IBM MQ Advanced Message Security (AMS) has been available for several years now. AMS allows you to protect messages at rest, in-transit and in memory, while dataset encryption allows you to protect messages at rest, and TLS enabled channels allow you to protect messages in transit.
Originally, AMS provided Privacy (sign and encrypt) and Integrity (sign only) levels of protection. However, more recently, Confidentiality (encrypt only) has been provided as a more performant level of protection. For specific details about the performance of each type of protection, please refer to the MQ Performance reports available at: https://github.com/ibm-messaging/mqperf .
It is also worth noting that while AMS has to be enabled at the Queue Manager level, AMS protection can be enabled, without the need to make any application changes, by defining policies on a per-queue basis.
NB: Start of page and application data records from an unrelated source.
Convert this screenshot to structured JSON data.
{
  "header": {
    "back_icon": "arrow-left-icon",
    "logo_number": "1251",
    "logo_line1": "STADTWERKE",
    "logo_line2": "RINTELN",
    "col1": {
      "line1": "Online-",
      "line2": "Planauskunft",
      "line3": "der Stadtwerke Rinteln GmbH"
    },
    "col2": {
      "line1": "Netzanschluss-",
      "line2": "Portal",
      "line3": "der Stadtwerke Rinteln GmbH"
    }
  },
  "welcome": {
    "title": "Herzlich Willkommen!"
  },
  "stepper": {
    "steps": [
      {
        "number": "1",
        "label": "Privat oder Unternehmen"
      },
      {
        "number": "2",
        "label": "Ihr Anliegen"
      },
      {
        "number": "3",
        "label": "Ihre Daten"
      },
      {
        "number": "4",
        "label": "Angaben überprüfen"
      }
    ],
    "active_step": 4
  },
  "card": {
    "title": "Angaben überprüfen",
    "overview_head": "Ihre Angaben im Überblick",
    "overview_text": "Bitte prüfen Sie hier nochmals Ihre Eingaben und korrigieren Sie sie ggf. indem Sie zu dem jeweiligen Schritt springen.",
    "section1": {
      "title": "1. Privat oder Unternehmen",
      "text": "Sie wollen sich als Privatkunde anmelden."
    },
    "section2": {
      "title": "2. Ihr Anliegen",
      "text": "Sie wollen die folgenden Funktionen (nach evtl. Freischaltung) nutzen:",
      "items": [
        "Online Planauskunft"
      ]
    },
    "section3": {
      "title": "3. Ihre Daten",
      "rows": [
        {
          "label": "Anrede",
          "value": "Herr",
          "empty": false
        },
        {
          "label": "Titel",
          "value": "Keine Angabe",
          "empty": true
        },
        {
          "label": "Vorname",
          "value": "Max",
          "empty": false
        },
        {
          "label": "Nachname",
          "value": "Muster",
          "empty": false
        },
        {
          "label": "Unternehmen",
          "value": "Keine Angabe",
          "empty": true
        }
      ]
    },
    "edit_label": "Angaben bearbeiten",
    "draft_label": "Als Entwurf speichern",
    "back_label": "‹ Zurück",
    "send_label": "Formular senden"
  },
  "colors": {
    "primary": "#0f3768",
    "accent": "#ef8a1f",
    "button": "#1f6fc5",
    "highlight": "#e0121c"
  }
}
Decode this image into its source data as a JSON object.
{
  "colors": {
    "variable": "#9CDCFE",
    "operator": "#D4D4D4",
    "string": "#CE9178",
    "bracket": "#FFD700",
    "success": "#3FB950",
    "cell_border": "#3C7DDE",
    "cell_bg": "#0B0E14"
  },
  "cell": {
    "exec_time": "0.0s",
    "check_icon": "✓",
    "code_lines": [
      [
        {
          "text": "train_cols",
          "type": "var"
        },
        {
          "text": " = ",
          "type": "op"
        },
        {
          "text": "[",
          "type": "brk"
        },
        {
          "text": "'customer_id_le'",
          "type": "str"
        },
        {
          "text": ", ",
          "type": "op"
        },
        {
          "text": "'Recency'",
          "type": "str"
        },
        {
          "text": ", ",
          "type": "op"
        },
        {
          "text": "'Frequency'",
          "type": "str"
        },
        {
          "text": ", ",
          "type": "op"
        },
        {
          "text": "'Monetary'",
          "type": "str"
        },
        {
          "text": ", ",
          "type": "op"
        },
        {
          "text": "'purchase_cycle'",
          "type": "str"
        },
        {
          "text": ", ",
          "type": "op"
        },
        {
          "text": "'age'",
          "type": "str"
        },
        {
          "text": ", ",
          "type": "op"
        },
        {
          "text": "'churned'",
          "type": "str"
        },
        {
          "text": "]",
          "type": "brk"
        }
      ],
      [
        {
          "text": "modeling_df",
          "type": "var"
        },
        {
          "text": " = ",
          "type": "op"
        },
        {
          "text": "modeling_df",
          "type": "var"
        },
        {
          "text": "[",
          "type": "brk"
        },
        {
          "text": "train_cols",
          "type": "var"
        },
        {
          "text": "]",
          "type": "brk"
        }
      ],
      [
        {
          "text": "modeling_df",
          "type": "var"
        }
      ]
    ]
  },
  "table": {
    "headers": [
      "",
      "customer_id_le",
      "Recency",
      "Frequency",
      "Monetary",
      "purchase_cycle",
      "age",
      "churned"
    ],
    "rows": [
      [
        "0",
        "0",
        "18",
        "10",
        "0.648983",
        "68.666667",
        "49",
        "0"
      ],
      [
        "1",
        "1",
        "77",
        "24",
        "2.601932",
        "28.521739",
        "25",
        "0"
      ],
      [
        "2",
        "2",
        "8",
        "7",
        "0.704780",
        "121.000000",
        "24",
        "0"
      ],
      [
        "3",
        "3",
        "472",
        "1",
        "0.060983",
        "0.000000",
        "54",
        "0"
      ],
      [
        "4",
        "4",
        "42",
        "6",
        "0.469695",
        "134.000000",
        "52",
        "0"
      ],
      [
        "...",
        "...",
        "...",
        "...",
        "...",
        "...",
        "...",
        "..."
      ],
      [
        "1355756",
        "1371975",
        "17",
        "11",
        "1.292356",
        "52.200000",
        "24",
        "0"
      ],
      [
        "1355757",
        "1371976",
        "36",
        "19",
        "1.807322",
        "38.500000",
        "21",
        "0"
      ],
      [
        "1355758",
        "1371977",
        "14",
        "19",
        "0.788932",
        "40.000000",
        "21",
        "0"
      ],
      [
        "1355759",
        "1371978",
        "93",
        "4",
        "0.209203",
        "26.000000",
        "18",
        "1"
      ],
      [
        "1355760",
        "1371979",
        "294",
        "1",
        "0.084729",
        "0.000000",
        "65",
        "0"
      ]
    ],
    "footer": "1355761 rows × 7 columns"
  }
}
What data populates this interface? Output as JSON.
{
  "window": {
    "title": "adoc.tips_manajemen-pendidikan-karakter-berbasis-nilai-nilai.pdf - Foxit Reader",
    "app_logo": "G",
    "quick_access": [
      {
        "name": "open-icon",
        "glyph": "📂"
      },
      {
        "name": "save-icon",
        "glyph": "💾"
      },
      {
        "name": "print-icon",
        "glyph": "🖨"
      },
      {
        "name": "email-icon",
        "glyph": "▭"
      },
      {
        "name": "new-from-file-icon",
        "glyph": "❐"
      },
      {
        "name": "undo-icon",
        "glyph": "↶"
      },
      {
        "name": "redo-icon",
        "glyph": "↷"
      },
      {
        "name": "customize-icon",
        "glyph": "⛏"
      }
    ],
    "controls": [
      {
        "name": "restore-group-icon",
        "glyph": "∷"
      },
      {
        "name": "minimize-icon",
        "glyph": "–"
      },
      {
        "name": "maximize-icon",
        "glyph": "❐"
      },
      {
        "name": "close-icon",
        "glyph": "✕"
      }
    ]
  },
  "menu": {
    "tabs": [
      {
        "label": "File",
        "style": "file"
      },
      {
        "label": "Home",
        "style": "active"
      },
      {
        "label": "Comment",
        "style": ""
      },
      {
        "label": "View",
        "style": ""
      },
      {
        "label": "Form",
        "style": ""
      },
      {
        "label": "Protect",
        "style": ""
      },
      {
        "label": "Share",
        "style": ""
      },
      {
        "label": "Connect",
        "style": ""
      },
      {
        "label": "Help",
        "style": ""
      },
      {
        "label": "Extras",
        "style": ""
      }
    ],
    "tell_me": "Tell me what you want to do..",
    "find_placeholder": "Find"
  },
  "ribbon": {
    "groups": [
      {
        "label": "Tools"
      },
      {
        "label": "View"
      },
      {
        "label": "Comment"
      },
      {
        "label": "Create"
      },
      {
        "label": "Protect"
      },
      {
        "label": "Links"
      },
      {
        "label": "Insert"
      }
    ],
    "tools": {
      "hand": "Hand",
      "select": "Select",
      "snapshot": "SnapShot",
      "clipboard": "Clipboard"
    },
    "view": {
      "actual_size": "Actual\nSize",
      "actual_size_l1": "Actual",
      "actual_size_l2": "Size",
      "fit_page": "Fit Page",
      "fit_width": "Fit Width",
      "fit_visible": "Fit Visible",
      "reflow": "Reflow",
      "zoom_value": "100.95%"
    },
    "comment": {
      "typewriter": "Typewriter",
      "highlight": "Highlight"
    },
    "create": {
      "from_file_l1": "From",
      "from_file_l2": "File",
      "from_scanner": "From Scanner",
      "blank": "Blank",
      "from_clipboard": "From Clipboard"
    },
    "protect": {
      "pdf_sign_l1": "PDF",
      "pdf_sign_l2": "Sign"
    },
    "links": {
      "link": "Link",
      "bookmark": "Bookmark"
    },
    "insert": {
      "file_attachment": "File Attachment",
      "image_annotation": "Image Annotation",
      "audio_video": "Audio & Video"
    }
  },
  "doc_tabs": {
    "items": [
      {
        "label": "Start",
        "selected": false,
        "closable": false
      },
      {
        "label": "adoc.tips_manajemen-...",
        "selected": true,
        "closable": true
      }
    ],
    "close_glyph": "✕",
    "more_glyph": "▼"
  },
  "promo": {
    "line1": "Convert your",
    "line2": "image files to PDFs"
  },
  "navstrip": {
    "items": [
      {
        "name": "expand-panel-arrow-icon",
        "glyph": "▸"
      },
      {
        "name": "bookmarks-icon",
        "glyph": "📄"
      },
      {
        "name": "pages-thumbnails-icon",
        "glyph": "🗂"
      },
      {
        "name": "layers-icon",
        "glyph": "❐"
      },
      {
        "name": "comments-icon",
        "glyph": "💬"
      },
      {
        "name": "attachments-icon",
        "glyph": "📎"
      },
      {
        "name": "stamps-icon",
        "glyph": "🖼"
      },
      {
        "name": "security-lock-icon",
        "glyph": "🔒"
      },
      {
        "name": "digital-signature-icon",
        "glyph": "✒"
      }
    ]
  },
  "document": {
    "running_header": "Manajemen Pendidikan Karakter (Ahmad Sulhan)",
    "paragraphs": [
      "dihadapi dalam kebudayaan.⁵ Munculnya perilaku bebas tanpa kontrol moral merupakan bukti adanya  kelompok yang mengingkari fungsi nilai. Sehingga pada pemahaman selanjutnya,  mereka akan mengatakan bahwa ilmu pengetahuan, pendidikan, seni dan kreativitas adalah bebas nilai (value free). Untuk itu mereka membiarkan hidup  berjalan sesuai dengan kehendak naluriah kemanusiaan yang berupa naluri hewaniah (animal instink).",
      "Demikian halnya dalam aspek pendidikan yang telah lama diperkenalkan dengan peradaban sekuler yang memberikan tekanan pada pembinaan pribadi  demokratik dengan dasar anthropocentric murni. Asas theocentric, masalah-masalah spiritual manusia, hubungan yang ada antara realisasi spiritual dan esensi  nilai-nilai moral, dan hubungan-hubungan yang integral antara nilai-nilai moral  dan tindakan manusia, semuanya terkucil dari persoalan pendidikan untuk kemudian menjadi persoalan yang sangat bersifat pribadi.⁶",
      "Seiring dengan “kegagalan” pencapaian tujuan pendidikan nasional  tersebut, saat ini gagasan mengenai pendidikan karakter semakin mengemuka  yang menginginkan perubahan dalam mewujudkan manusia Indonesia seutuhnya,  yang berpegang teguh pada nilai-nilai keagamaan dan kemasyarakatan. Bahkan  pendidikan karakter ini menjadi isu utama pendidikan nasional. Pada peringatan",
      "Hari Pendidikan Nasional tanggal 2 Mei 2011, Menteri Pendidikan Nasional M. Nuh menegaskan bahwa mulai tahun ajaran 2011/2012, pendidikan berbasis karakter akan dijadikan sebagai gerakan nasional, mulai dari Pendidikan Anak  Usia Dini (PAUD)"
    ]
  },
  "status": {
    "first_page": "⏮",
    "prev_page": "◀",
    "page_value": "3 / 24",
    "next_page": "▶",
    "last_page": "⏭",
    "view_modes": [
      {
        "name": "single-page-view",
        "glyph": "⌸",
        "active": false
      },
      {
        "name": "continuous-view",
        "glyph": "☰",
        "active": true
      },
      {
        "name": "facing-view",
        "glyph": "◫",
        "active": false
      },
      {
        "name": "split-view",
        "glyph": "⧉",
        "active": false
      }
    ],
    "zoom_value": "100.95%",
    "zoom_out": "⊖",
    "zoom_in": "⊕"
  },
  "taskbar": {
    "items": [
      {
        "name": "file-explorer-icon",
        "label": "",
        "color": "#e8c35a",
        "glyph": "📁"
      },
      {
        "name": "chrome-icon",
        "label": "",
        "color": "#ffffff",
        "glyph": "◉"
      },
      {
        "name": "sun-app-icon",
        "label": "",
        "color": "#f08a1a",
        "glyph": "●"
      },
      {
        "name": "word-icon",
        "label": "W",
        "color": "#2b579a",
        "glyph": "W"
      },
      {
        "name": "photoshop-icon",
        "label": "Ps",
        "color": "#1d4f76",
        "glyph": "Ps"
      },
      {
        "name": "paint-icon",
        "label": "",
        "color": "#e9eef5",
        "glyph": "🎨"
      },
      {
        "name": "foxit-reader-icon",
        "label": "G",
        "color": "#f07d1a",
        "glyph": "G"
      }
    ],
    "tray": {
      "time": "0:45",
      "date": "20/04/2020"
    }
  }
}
This means that AMS protection can be limited to those queues that hold critical or high value data, rather than enabling it for all queues in your MQ environment.
Prior to IBM MQ V9.1.3, when sending messages to AMS protected queues across queue managers, the requirement has been that Queue Managers should be enabled for AMS and that AMS protection should be enabled for both the source and target queues. Consider the following example of a Clearing House that requires that messages in its MQ network are protected:
This means that for the Clearing House to exchange messages with a bank for example, policies need to be defined for the remote and target local queues:
However, it is highly likely that some banks or business partners do not support AMS:
So, it would be unreasonable for the Clearing House to send protected messages to them because they would not be able to understand them. Similarly, as the Clearing House requires that all messages in their MQ network are protected, it needs to ensure that any messages it receives from banks or business partners that do not support AMS, are somehow protected.
MQ for z/OS V9.1.3 introduced support for AMS interception on server to server message channels. This feature adds the SPLPROT (Security Policy Protection) attribute on Sender and Receiver type server to server channels to control whether message protection should be added or removed:
The following example shows that by setting SPLPROT(REMOVE) on the sender channel, the Clearing House can unprotect messages before sending to a bank that does not support AMS. Similarly, by setting SPLPROT(ASPOLICY) on the receiver channel, the Clearing House can ensure that any inbound unprotected messages are protected on receive:
Of course, additional policies would be required to achieve this as shown in the following examples:
In the above example, the policy defined for the remote queue is used to protect messages at rest in the Clearing House, and the policy defined for the transmission queue is used to remove protection from the message before sending to the bank which does not support AMS.
In the above example, the policy defined for the target local queue in the Clearing House is used to protected unprotected inbound messages from the bank and to unprotect messages when an application gets the messages.
Of course, suitable certificates also need to be defined for the above examples. The IBM MQ Knowledge Center documents additional AMS examples for IBM MQ for z/OS which list the RACF commands required to define suitable certificates. Refer to the folloing section for further details: https://www.ibm.com/support/knowledgecenter/en/SSFKSJ_9.1.0/com.ibm.mq.sec.doc/q119340_.htm
For details of the performance impact of using IBM MQ for z/OS V9.1.3 AMS interception on server to server message channels, refer to: https://developer.ibm.com/messaging/2019/08/07/ibm-mq-for-z-os-v9-1-3-advanced-message-security-interception-on-server-to-server-message-channels/ .
Support for the SPLPROT attribute on distributed MQ platforms will be considered in the future.